My Career Plan
- Current Career Options
- Change Log
A ‘career plan’ is really monumental thing. It’s like defining how you want to spend 40% of your time in the next year. It affects all areas of one’s life: who your friends are, what ideas you’re exposed to and what you think about day-to-day. When viewed like this it seems like a hopelessly huge decision to try and define statically. However I think it’s worth doing.
As part of my studying of the ‘80,000 Hours’ career guide, I was introduced to the idea of the ‘Planning Paradox’. The idea that a plan will nearly always change before it’s implemented, due to a changing environment. The world of work is always changing, so it seems very applicable to this situation. However the guide suggests that, despite this paradox, plans are still worth making. They can be a great exercise in clarifying what exactly it is you’re aiming for. To have a target without the pretense that it will never change.
Why make this public? Honesty is something that I highly value, to be transparent in intentions. So how much more transparent can you get with your career intentions than posting the your plan online publicly? I hope that it will serve as a useful reference for employers, co-workers and friends to know what I’m aiming for. May it spawn conflicts of interest? Maybe. But I value the transparency and freedom of information more than any hindrance it may cause me.
I start by defining my current career options using a predefined structure called the ‘A/B/Z’. Secondly I include a change log to provide commentary as to how the options have changed over time.
Current Career Options
The A/B/Z is a set of three plans for how you can aim to develop your career. It was created by Reid Hoffman in his book ‘The Startup of You’, and suggested to me in the 80,000 Hours section on career planning. Three plans are defined:
- Plan A
- The Ideal Option, in the medium term1.
- Plan B
- A promising alternative. For when progress in Plan A becomes difficult.
- Plan Z
- A temporary fallback. For when all plans go ary and you need time to think.
This is a great structure since it can remind of secondary options in case my current pursued career gets set back somehow. Say a risk I took while executing Plan A failed and I found it hard to get jobs in Plan B, I would always have a fallback option. Reminding myself of this makes taking risks a little easier to stomach and helps get around some common decision making problems (like not switching to a better option). Provided are each of my choices for the plans and my justification.

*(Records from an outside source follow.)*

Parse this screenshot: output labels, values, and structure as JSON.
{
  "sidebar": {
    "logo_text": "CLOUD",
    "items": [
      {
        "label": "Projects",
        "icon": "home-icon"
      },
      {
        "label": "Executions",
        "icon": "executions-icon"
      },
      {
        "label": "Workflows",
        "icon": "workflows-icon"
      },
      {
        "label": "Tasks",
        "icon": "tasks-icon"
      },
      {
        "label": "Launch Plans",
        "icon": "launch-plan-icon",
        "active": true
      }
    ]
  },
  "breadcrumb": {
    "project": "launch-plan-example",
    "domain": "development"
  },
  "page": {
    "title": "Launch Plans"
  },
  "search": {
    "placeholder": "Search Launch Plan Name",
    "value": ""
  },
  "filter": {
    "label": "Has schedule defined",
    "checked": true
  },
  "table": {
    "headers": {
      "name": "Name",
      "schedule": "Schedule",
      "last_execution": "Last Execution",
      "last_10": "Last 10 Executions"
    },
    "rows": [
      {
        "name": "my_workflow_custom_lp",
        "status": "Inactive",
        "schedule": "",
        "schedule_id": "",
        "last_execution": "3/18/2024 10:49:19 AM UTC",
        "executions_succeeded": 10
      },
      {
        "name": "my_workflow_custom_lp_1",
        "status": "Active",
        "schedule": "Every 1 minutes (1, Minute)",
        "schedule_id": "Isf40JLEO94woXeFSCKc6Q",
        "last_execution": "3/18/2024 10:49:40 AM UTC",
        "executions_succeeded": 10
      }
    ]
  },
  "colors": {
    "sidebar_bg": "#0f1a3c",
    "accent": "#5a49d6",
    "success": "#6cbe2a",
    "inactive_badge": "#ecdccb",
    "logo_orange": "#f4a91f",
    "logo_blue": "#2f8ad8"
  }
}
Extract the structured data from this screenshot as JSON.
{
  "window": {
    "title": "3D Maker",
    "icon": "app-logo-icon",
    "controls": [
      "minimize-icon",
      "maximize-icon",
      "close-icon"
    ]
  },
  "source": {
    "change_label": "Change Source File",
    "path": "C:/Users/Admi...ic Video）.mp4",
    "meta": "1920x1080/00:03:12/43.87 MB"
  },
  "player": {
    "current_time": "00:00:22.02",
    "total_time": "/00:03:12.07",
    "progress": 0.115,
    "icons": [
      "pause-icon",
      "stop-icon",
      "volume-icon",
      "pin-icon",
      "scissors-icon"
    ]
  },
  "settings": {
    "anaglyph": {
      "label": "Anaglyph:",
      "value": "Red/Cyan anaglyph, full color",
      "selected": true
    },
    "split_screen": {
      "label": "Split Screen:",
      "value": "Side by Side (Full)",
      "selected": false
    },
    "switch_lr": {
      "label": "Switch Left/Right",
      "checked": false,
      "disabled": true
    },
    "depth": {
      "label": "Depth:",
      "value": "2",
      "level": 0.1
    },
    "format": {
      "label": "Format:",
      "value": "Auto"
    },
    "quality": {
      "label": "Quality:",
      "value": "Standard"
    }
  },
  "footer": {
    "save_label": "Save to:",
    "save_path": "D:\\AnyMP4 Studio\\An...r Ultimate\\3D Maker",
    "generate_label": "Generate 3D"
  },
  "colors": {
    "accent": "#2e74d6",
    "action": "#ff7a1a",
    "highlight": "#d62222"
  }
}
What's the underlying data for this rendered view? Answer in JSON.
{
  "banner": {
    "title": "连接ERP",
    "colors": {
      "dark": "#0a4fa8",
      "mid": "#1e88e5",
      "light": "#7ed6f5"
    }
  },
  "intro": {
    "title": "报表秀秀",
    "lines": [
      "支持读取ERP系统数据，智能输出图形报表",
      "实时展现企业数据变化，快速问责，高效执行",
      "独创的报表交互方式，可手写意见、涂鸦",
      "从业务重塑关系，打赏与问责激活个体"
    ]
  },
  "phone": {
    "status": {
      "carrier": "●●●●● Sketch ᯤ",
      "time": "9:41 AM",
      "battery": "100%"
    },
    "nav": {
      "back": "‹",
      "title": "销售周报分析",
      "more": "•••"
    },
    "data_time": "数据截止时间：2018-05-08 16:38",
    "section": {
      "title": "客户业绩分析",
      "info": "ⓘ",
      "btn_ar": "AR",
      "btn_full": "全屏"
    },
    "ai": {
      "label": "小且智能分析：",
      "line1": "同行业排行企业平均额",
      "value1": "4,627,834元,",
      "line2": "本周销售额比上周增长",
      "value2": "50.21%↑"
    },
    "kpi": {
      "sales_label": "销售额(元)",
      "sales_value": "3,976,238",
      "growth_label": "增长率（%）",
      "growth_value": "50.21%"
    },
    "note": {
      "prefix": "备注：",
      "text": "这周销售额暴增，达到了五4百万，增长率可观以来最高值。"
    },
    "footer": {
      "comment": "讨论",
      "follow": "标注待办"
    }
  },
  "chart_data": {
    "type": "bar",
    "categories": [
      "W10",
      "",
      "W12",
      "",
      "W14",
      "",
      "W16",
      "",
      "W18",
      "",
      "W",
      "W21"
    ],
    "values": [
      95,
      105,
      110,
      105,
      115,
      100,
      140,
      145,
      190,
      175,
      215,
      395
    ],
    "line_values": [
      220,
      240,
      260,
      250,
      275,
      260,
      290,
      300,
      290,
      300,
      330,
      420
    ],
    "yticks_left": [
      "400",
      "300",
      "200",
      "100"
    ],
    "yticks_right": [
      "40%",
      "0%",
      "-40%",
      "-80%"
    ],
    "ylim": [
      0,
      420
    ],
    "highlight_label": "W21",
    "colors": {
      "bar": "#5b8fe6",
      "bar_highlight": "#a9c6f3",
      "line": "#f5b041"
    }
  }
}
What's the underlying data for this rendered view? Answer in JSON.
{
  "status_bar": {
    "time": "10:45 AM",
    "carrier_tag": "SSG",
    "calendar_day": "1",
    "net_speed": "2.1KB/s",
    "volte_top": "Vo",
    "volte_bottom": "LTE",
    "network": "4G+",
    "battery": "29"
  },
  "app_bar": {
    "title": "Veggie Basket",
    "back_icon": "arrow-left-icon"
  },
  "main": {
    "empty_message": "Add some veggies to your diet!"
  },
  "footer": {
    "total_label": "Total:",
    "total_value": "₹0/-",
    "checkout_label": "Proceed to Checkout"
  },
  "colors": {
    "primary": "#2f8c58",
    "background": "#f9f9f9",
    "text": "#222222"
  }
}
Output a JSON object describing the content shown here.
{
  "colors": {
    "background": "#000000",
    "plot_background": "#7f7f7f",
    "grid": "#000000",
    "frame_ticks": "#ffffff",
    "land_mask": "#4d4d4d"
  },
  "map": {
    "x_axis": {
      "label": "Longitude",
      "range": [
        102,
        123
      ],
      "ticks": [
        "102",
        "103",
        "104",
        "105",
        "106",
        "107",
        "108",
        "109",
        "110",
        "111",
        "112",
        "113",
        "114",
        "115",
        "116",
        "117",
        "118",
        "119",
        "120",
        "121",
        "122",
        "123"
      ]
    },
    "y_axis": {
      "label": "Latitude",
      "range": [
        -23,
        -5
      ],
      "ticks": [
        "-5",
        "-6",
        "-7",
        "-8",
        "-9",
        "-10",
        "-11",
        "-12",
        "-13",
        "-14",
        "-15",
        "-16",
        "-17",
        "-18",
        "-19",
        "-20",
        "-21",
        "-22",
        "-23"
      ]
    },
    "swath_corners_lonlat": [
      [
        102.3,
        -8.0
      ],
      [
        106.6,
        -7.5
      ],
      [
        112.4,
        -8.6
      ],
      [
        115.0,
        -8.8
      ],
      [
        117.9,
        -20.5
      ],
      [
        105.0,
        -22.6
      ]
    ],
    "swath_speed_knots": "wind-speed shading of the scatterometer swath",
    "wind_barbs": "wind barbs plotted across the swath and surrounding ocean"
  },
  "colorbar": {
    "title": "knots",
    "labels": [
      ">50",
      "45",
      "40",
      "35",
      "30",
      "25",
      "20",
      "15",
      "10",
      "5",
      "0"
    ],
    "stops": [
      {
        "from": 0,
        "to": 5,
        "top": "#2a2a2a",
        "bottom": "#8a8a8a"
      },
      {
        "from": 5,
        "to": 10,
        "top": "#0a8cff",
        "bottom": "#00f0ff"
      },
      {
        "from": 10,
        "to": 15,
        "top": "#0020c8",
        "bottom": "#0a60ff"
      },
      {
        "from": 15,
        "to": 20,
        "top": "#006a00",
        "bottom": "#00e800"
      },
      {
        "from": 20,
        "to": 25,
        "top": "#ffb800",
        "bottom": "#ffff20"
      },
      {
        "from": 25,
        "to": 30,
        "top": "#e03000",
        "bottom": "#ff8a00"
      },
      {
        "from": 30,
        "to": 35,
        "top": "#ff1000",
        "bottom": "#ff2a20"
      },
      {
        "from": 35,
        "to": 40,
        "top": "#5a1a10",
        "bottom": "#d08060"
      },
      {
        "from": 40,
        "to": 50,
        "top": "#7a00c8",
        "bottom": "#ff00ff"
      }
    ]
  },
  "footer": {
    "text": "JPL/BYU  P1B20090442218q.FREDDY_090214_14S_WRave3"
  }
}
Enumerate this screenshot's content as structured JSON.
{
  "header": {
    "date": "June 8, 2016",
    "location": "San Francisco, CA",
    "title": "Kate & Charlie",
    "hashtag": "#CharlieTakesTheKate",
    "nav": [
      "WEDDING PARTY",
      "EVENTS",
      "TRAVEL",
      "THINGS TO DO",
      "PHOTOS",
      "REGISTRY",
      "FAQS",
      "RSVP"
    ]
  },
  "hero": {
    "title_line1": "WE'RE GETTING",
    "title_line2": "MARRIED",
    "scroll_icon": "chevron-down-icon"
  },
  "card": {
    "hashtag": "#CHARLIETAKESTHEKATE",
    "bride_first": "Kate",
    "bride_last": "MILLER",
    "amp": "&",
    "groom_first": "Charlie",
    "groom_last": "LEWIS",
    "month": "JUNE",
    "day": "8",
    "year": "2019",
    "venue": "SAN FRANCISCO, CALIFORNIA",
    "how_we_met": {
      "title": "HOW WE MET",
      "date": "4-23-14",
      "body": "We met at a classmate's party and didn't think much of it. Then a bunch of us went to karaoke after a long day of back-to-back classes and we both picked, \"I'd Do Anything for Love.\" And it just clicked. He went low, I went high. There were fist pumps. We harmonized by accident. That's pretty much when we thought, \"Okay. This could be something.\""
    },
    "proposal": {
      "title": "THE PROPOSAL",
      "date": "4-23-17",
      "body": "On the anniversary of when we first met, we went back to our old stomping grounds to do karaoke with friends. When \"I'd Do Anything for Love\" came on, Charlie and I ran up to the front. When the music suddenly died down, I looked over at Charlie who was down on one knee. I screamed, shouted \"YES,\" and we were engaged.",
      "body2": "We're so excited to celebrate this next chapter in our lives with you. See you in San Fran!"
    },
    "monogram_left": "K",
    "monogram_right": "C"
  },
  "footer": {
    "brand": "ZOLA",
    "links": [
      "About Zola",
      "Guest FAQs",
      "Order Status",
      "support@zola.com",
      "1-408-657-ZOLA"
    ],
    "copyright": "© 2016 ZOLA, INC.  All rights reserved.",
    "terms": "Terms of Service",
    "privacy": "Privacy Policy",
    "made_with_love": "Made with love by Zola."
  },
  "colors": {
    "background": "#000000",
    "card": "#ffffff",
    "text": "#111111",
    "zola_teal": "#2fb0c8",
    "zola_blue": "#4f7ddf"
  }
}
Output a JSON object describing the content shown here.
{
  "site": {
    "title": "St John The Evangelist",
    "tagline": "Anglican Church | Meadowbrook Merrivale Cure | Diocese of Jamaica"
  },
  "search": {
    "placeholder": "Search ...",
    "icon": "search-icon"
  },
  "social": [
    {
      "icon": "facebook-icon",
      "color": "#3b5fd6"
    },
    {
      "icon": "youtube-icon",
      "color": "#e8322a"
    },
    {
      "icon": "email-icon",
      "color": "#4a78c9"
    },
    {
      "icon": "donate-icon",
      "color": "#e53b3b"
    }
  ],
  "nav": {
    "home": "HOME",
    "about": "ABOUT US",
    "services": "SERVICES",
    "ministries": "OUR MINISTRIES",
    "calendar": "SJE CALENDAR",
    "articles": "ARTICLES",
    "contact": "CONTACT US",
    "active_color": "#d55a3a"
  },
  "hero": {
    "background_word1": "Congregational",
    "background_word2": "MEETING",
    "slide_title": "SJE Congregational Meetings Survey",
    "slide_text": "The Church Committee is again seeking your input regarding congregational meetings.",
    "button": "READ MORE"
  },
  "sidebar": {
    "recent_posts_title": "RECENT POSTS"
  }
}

Plan A — The Ideal Option
Software Developer. Through college and university this has been the natural ending point of my education. Designing and developing software, whether it is systems or application software. I currently hold all of the necessary skills for this career and also have received enough feedback to make me feel confident that I’m fairly good. It provides many opportunities for creative problem solving and flow-inducing work. There are many external benefits such as great work environments, generous salaries and I feel like I fit into the culture of software teams well. The major negative right now which may cause me to revise this plan is the lack of positive social impact caused by the building of software. This often makes my work feel meaningless, not something particularly worth living for.
Plan B — A Promising Alternative
Technical Writer. This is the synthesis of two strong interests of mine: technology and information codification. The latter might be an odd phrase to you, so consider it as ‘appreciating the creative communication of ideas’. This is something which I consider as very powerful when done well. Knowledge sharing is extremely underrated within business and can be carried out poorly, leading to communication issues and potential organisational dysfunction. In this career I would like to be dedicated to dealing with these issues head on. Improving the internal education of a technology company’s own product and ensuring that the most important information is reaching the right people at the right times.
I received feedback from classmates at university that I had a great way of explaining complex topics. Also, I have received complements for small amounts of technical documentation written as a software developer. These provide me with confidence that I would be well suited to this position of communication through writing. A last tenuous suggestion that I may fit in this field well is the large amount of personal time I dedicate to reading2.
Plan Z — A Temporary Fallback
Barge Maintenance. I can rely on being able to go and work with my Dad on restoring his barge and making some money helping with tours. This is not ideal since it would likely involve me to move to the barge from wherever I am living. However I feel it is a safe guarantee of room and board, not to mention the numerous benefits of being in the centre of London.
To help keep track of how my career plan has evolved to its current state, I will document the changes here and justifications for these.
This is the initial version of the plan. Stating Software Developer, Technical Writer and Barge maintenance as my A/B/Z. The purpose of this was to write out my current career expectations before going ahead and researching a load of alternatives that could provide more socially impactful positions.